• _Records_
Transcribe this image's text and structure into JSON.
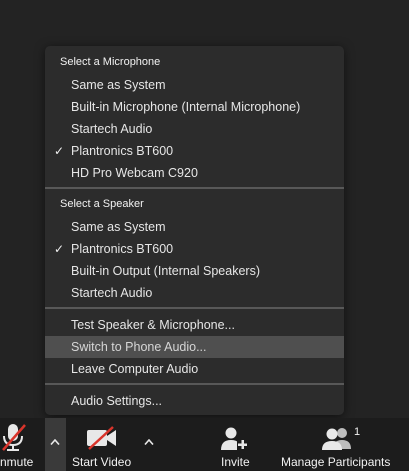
{
  "audio_menu": {
    "microphone_title": "Select a Microphone",
    "microphones": [
      {
        "label": "Same as System",
        "checked": false
      },
      {
        "label": "Built-in Microphone (Internal Microphone)",
        "checked": false
      },
      {
        "label": "Startech Audio",
        "checked": false
      },
      {
        "label": "Plantronics BT600",
        "checked": true
      },
      {
        "label": "HD Pro Webcam C920",
        "checked": false
      }
    ],
    "speaker_title": "Select a Speaker",
    "speakers": [
      {
        "label": "Same as System",
        "checked": false
      },
      {
        "label": "Plantronics BT600",
        "checked": true
      },
      {
        "label": "Built-in Output (Internal Speakers)",
        "checked": false
      },
      {
        "label": "Startech Audio",
        "checked": false
      }
    ],
    "checkmark": "✓",
    "actions": [
      {
        "label": "Test Speaker & Microphone...",
        "highlighted": false
      },
      {
        "label": "Switch to Phone Audio...",
        "highlighted": true
      },
      {
        "label": "Leave Computer Audio",
        "highlighted": false
      }
    ],
    "settings_label": "Audio Settings..."
  },
  "toolbar": {
    "unmute_label": "nmute",
    "start_video_label": "Start Video",
    "invite_label": "Invite",
    "manage_participants_label": "Manage Participants",
    "participant_count": "1"
  },
  "colors": {
    "background": "#232323",
    "menu_background": "#2c2c2c",
    "highlight": "#4f4f4f",
    "muted_red": "#d9342b"
  },
  "icons": {
    "unmute": "microphone-muted-icon",
    "start_video": "video-camera-off-icon",
    "invite": "person-add-icon",
    "participants": "people-icon",
    "caret": "chevron-up-icon"
  }
}
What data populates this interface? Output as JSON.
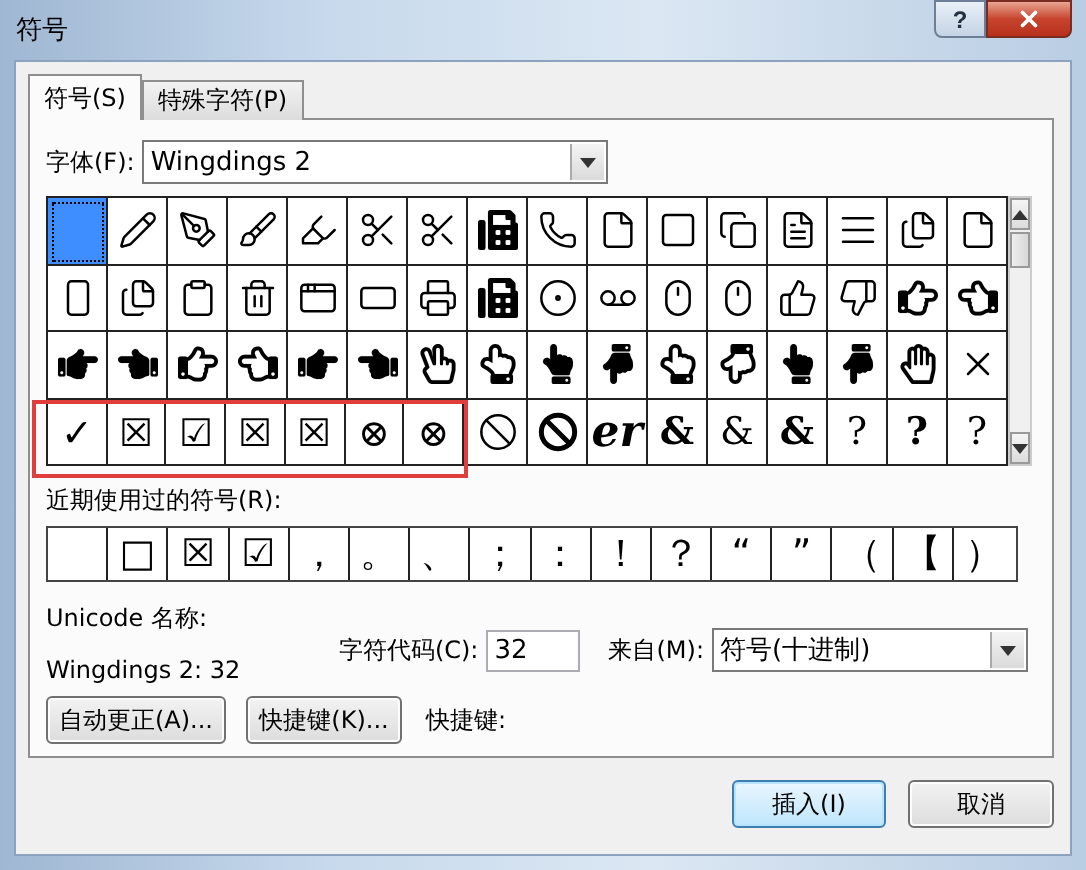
{
  "window": {
    "title": "符号",
    "help_button": "?"
  },
  "tabs": [
    {
      "label": "符号(S)",
      "selected": true
    },
    {
      "label": "特殊字符(P)",
      "selected": false
    }
  ],
  "font": {
    "label": "字体(F):",
    "value": "Wingdings 2"
  },
  "symbol_grid": {
    "rows": [
      {
        "cells": [
          {
            "kind": "icon",
            "selected": true,
            "highlighted": false
          },
          {
            "kind": "icon",
            "selected": false,
            "highlighted": false
          },
          {
            "kind": "icon",
            "selected": false,
            "highlighted": false
          },
          {
            "kind": "icon",
            "selected": false,
            "highlighted": false
          },
          {
            "kind": "icon",
            "selected": false,
            "highlighted": false
          },
          {
            "kind": "icon",
            "selected": false,
            "highlighted": false
          },
          {
            "kind": "icon",
            "selected": false,
            "highlighted": false
          },
          {
            "kind": "icon",
            "selected": false,
            "highlighted": false
          },
          {
            "kind": "icon",
            "selected": false,
            "highlighted": false
          },
          {
            "kind": "icon",
            "selected": false,
            "highlighted": false
          },
          {
            "kind": "icon",
            "selected": false,
            "highlighted": false
          },
          {
            "kind": "icon",
            "selected": false,
            "highlighted": false
          },
          {
            "kind": "icon",
            "selected": false,
            "highlighted": false
          },
          {
            "kind": "icon",
            "selected": false,
            "highlighted": false
          },
          {
            "kind": "icon",
            "selected": false,
            "highlighted": false
          },
          {
            "kind": "icon",
            "selected": false,
            "highlighted": false
          }
        ]
      },
      {
        "cells": [
          {
            "kind": "icon",
            "selected": false,
            "highlighted": false
          },
          {
            "kind": "icon",
            "selected": false,
            "highlighted": false
          },
          {
            "kind": "icon",
            "selected": false,
            "highlighted": false
          },
          {
            "kind": "icon",
            "selected": false,
            "highlighted": false
          },
          {
            "kind": "icon",
            "selected": false,
            "highlighted": false
          },
          {
            "kind": "icon",
            "selected": false,
            "highlighted": false
          },
          {
            "kind": "icon",
            "selected": false,
            "highlighted": false
          },
          {
            "kind": "icon",
            "selected": false,
            "highlighted": false
          },
          {
            "kind": "icon",
            "selected": false,
            "highlighted": false
          },
          {
            "kind": "icon",
            "selected": false,
            "highlighted": false
          },
          {
            "kind": "icon",
            "selected": false,
            "highlighted": false
          },
          {
            "kind": "icon",
            "selected": false,
            "highlighted": false
          },
          {
            "kind": "icon",
            "selected": false,
            "highlighted": false
          },
          {
            "kind": "icon",
            "selected": false,
            "highlighted": false
          },
          {
            "kind": "icon",
            "selected": false,
            "highlighted": false
          },
          {
            "kind": "icon",
            "selected": false,
            "highlighted": false
          }
        ]
      },
      {
        "cells": [
          {
            "kind": "icon",
            "selected": false,
            "highlighted": false
          },
          {
            "kind": "icon",
            "selected": false,
            "highlighted": false
          },
          {
            "kind": "icon",
            "selected": false,
            "highlighted": false
          },
          {
            "kind": "icon",
            "selected": false,
            "highlighted": false
          },
          {
            "kind": "icon",
            "selected": false,
            "highlighted": false
          },
          {
            "kind": "icon",
            "selected": false,
            "highlighted": false
          },
          {
            "kind": "icon",
            "selected": false,
            "highlighted": false
          },
          {
            "kind": "icon",
            "selected": false,
            "highlighted": false
          },
          {
            "kind": "icon",
            "selected": false,
            "highlighted": false
          },
          {
            "kind": "icon",
            "selected": false,
            "highlighted": false
          },
          {
            "kind": "icon",
            "selected": false,
            "highlighted": false
          },
          {
            "kind": "icon",
            "selected": false,
            "highlighted": false
          },
          {
            "kind": "icon",
            "selected": false,
            "highlighted": false
          },
          {
            "kind": "icon",
            "selected": false,
            "highlighted": false
          },
          {
            "kind": "icon",
            "selected": false,
            "highlighted": false
          },
          {
            "kind": "icon",
            "selected": false,
            "highlighted": false
          }
        ]
      },
      {
        "cells": [
          {
            "kind": "glyph",
            "text": "✓",
            "selected": false,
            "highlighted": true
          },
          {
            "kind": "glyph",
            "text": "☒",
            "selected": false,
            "highlighted": true
          },
          {
            "kind": "glyph",
            "text": "☑",
            "selected": false,
            "highlighted": true
          },
          {
            "kind": "glyph",
            "text": "☒",
            "selected": false,
            "highlighted": true
          },
          {
            "kind": "glyph",
            "text": "☒",
            "selected": false,
            "highlighted": true
          },
          {
            "kind": "glyph",
            "text": "⊗",
            "selected": false,
            "highlighted": true
          },
          {
            "kind": "glyph",
            "text": "⊗",
            "selected": false,
            "highlighted": true
          },
          {
            "kind": "icon",
            "selected": false,
            "highlighted": false
          },
          {
            "kind": "icon",
            "selected": false,
            "highlighted": false
          },
          {
            "kind": "glyph",
            "text": "er",
            "selected": false,
            "highlighted": false
          },
          {
            "kind": "glyph",
            "text": "&",
            "selected": false,
            "highlighted": false
          },
          {
            "kind": "glyph",
            "text": "&",
            "selected": false,
            "highlighted": false
          },
          {
            "kind": "glyph",
            "text": "&",
            "selected": false,
            "highlighted": false
          },
          {
            "kind": "glyph",
            "text": "?",
            "selected": false,
            "highlighted": false
          },
          {
            "kind": "glyph",
            "text": "?",
            "selected": false,
            "highlighted": false
          },
          {
            "kind": "glyph",
            "text": "?",
            "selected": false,
            "highlighted": false
          }
        ]
      }
    ]
  },
  "recent": {
    "label": "近期使用过的符号(R):",
    "cells": [
      {
        "kind": "empty"
      },
      {
        "kind": "glyph",
        "text": "□"
      },
      {
        "kind": "glyph",
        "text": "☒"
      },
      {
        "kind": "glyph",
        "text": "☑"
      },
      {
        "kind": "glyph",
        "text": "，"
      },
      {
        "kind": "glyph",
        "text": "。"
      },
      {
        "kind": "glyph",
        "text": "、"
      },
      {
        "kind": "glyph",
        "text": "；"
      },
      {
        "kind": "glyph",
        "text": "："
      },
      {
        "kind": "glyph",
        "text": "！"
      },
      {
        "kind": "glyph",
        "text": "？"
      },
      {
        "kind": "glyph",
        "text": "“"
      },
      {
        "kind": "glyph",
        "text": "”"
      },
      {
        "kind": "glyph",
        "text": "（"
      },
      {
        "kind": "glyph",
        "text": "【"
      },
      {
        "kind": "glyph",
        "text": "）"
      }
    ]
  },
  "unicode_name": {
    "label": "Unicode 名称:",
    "value": "Wingdings 2: 32"
  },
  "char_code": {
    "label": "字符代码(C):",
    "value": "32"
  },
  "from": {
    "label": "来自(M):",
    "value": "符号(十进制)"
  },
  "actions": [
    {
      "label": "自动更正(A)..."
    },
    {
      "label": "快捷键(K)..."
    }
  ],
  "shortcut_label": "快捷键:",
  "buttons": [
    {
      "label": "插入(I)",
      "default": true
    },
    {
      "label": "取消",
      "default": false
    }
  ]
}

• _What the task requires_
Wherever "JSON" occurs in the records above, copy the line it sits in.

• _Response to the task_
Transcribe this image's text and structure into JSON.
What data populates this interface? Output as JSON.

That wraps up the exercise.